An attempt to secure same-sex marriage rights through the courts in China has failed.
On Wednesday, a judge in the city of Changsha dismissed a historic marriage equality case brought by Sun Wenlin, 27, who hoped to marry his partner, Hu Mingliang, 37.
Sun had sued the civil affairs bureau after it refused to recognise their relationship.
The court agreed in January to consider the case; seen at the time as a groundbreaking development.
However, after just a three hour hearing this week, the judge threw out the case and also ordered the couple to pay the costs for the legal action.
A disappointed Sun told The Guardian that he believes that the court had been “too cautious” and had not spent enough time adequately addressing their arguments.
“We will continue to appeal. I think it is worthwhile. It catches people’s attention and it will help our opinions spread,” he said.
“What we are trying to achieve is freedom and equality,” Sun added.
While homosexuality was legalised in China in 1997, LGBT people have no specific protections from discrimination and homosexuality remains a taboo.
Last month, it was revealed that the depiction of homosexuality, described as an “abnormal behaviour”, had been banned on television in China.
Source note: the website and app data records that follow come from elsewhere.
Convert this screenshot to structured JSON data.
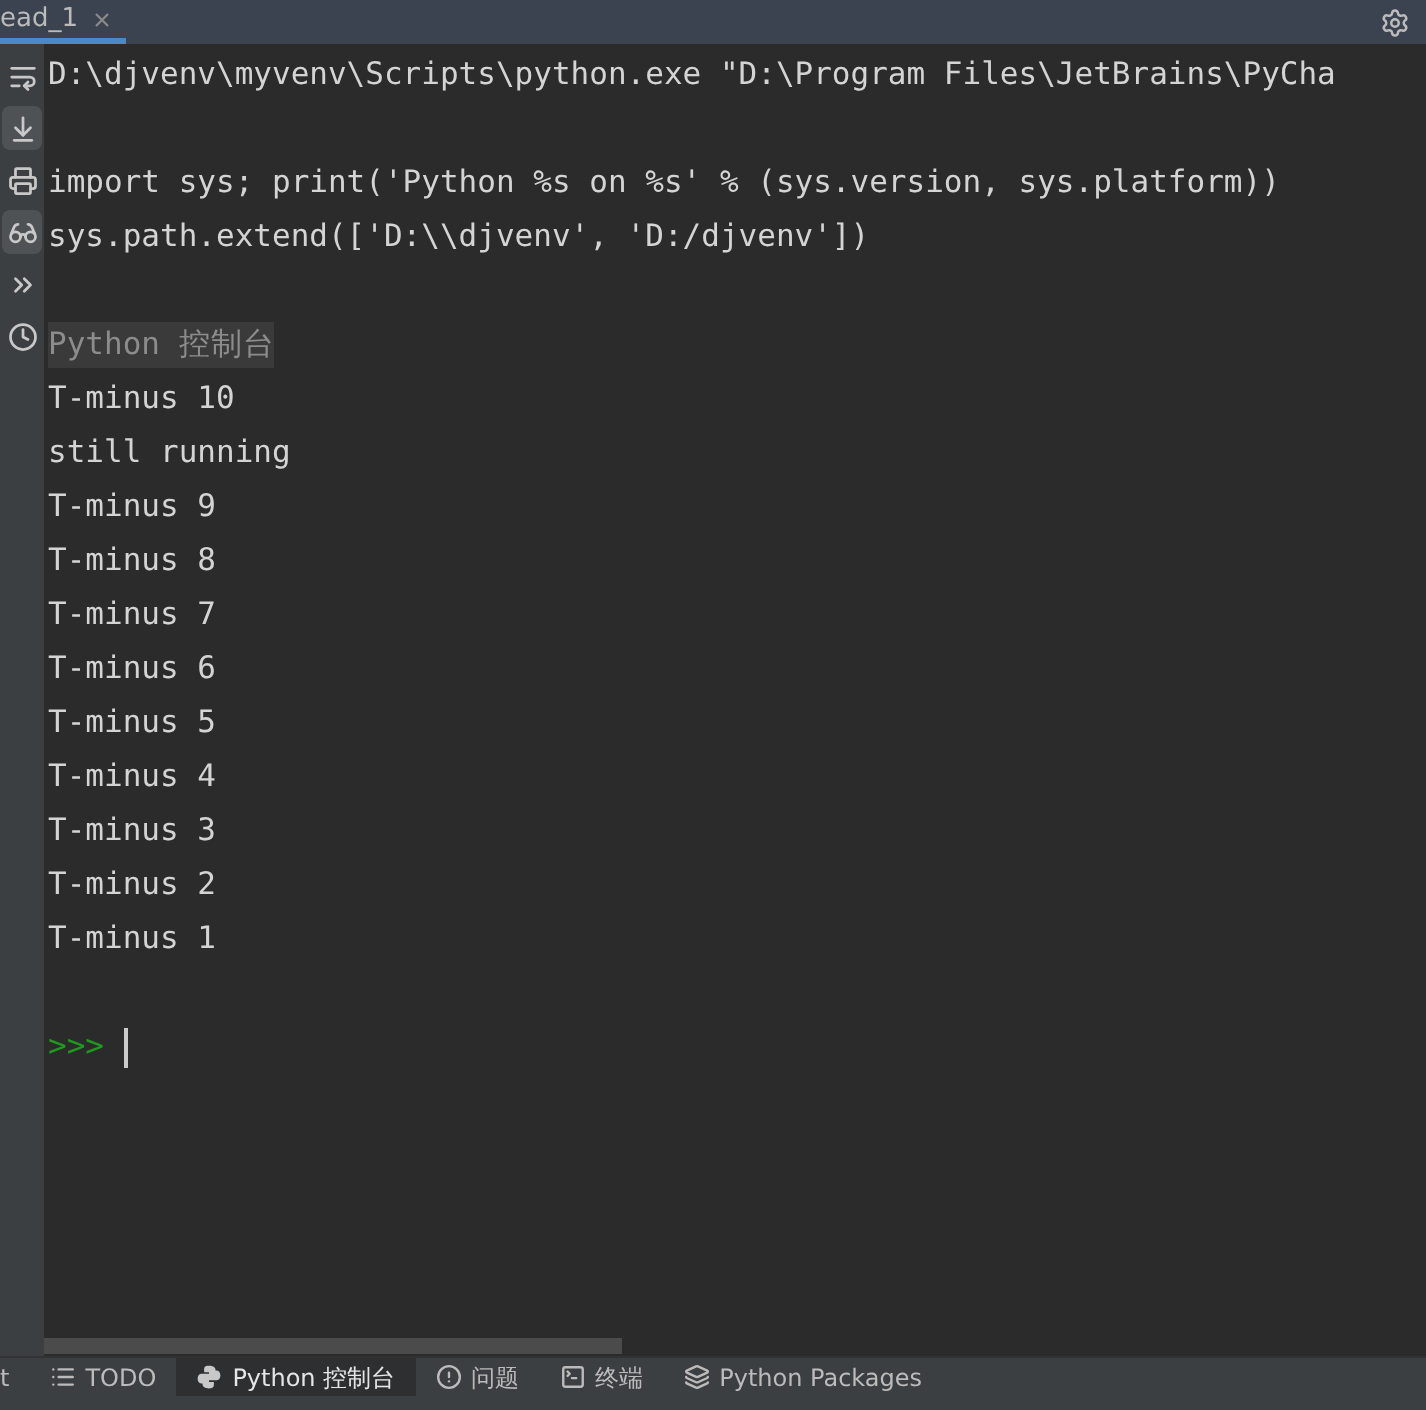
{
  "editor_tabs": [
    {
      "label": "ead_1",
      "selected": true
    }
  ],
  "toolbar": [
    {
      "kind": "wrap",
      "selected": false
    },
    {
      "kind": "scroll-end",
      "selected": true
    },
    {
      "kind": "print",
      "selected": false
    },
    {
      "kind": "glasses",
      "selected": true
    },
    {
      "kind": "run",
      "selected": false
    },
    {
      "kind": "history",
      "selected": false
    }
  ],
  "console": {
    "lines": [
      {
        "kind": "output",
        "text": "D:\\djvenv\\myvenv\\Scripts\\python.exe \"D:\\Program Files\\JetBrains\\PyCha"
      },
      {
        "kind": "blank"
      },
      {
        "kind": "output",
        "text": "import sys; print('Python %s on %s' % (sys.version, sys.platform))"
      },
      {
        "kind": "output",
        "text": "sys.path.extend(['D:\\\\djvenv', 'D:/djvenv'])"
      },
      {
        "kind": "blank"
      },
      {
        "kind": "banner",
        "text": "Python 控制台"
      },
      {
        "kind": "output",
        "text": "T-minus 10"
      },
      {
        "kind": "output",
        "text": "still running"
      },
      {
        "kind": "output",
        "text": "T-minus 9"
      },
      {
        "kind": "output",
        "text": "T-minus 8"
      },
      {
        "kind": "output",
        "text": "T-minus 7"
      },
      {
        "kind": "output",
        "text": "T-minus 6"
      },
      {
        "kind": "output",
        "text": "T-minus 5"
      },
      {
        "kind": "output",
        "text": "T-minus 4"
      },
      {
        "kind": "output",
        "text": "T-minus 3"
      },
      {
        "kind": "output",
        "text": "T-minus 2"
      },
      {
        "kind": "output",
        "text": "T-minus 1"
      },
      {
        "kind": "blank"
      }
    ],
    "prompt": ">>>"
  },
  "tool_tabs": [
    {
      "kind": "none",
      "label": "t",
      "selected": false
    },
    {
      "kind": "list",
      "label": "TODO",
      "selected": false
    },
    {
      "kind": "python",
      "label": "Python 控制台",
      "selected": true
    },
    {
      "kind": "problem",
      "label": "问题",
      "selected": false
    },
    {
      "kind": "terminal",
      "label": "终端",
      "selected": false
    },
    {
      "kind": "layers",
      "label": "Python Packages",
      "selected": false
    }
  ]
}
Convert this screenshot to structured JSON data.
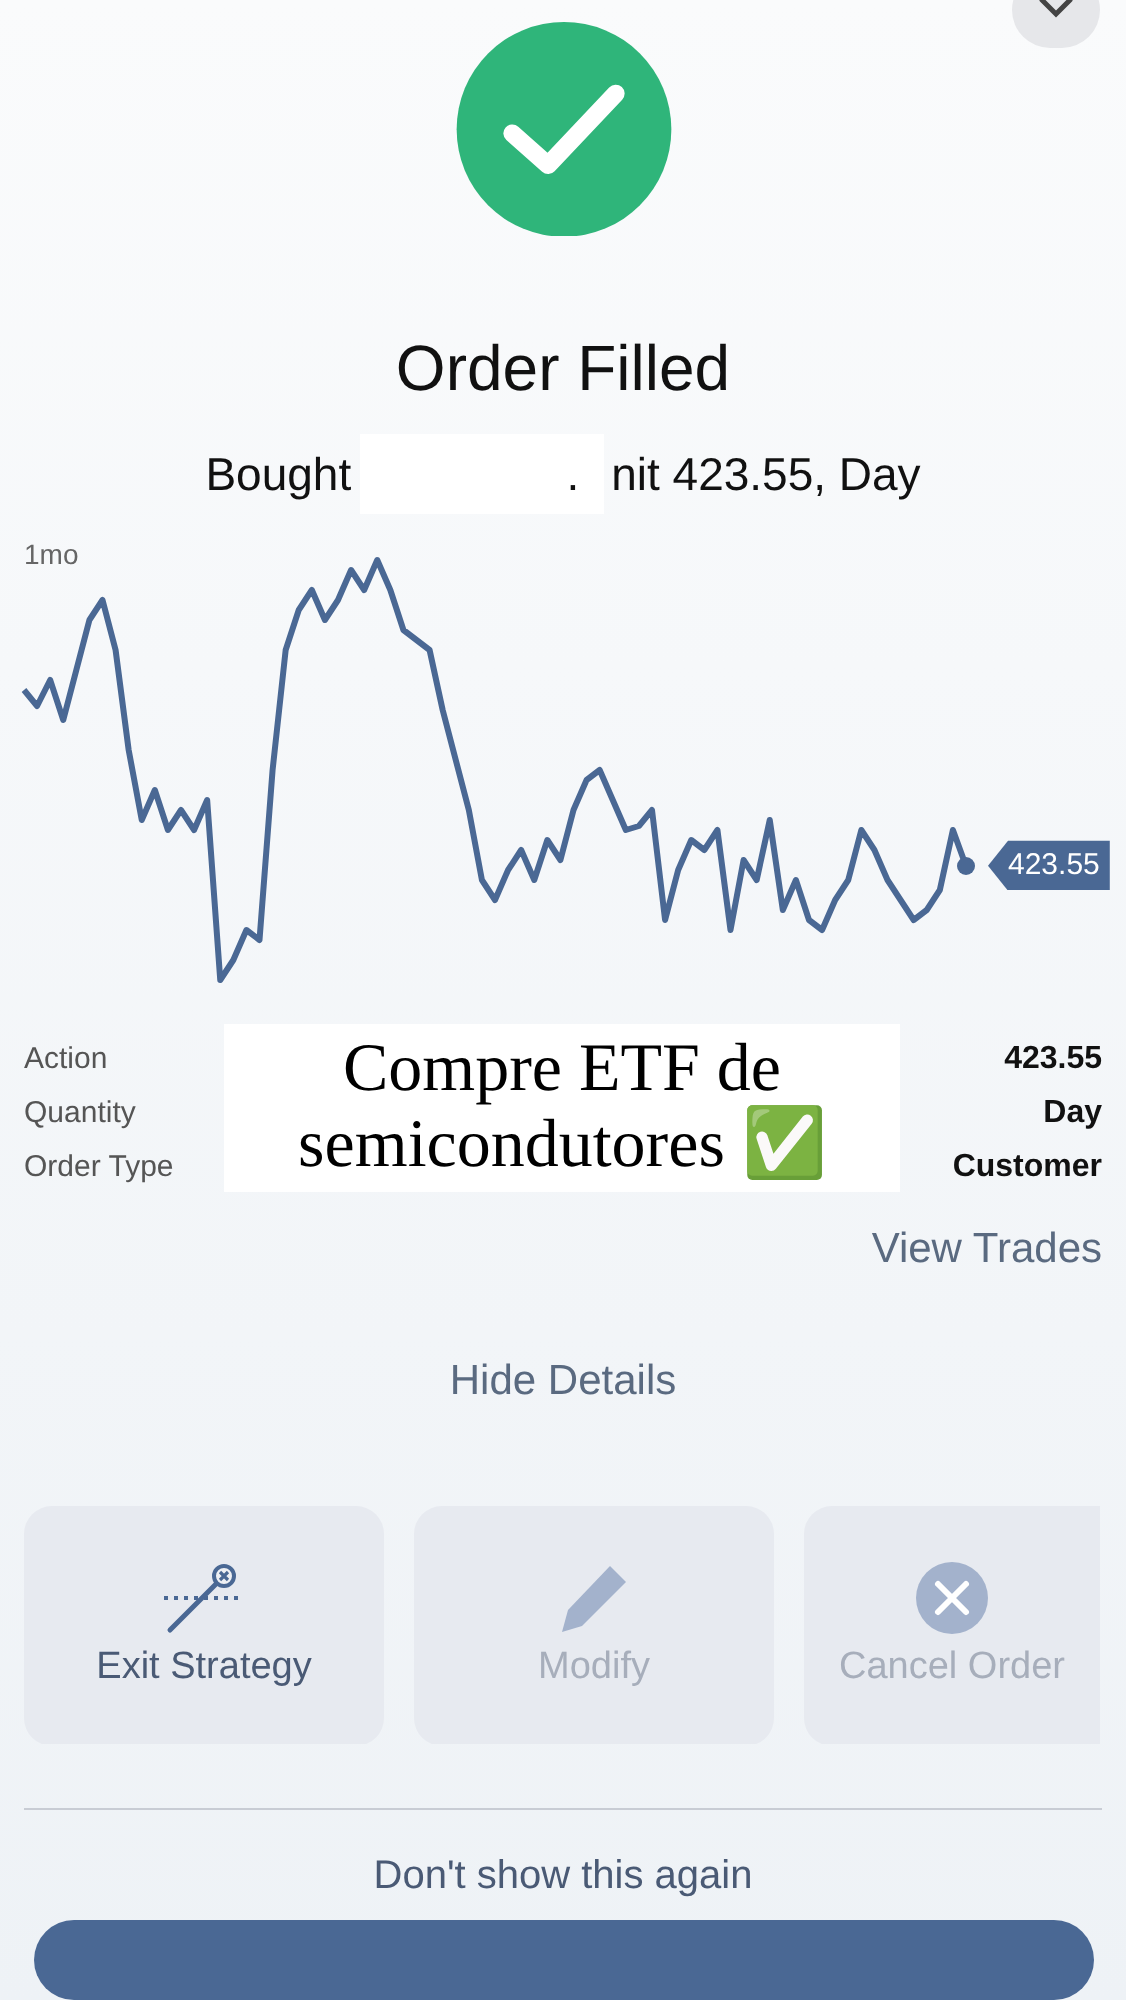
{
  "status": {
    "title": "Order Filled",
    "subtitle_before": "Bought",
    "subtitle_hidden_mark": ".",
    "subtitle_after": "nit 423.55, Day",
    "redacted": true
  },
  "chart": {
    "range": "1mo",
    "price_tag": "423.55"
  },
  "details": [
    {
      "label": "Action",
      "value": "423.55"
    },
    {
      "label": "Quantity",
      "value": "Day"
    },
    {
      "label": "Order Type",
      "value": "Customer"
    }
  ],
  "overlay_caption": {
    "text": "Compre ETF de semicondutores",
    "emoji": "✅"
  },
  "view_trades": "View Trades",
  "hide_details": "Hide Details",
  "actions": [
    {
      "label": "Exit Strategy",
      "kind": "exit",
      "disabled": false
    },
    {
      "label": "Modify",
      "kind": "modify",
      "disabled": true
    },
    {
      "label": "Cancel Order",
      "kind": "cancel",
      "disabled": true
    }
  ],
  "dont_show": "Don't show this again"
}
In November last year, hospitals in China were reported to still be offering gay people electric shock therapy as a means to “cure” them of their homosexuality.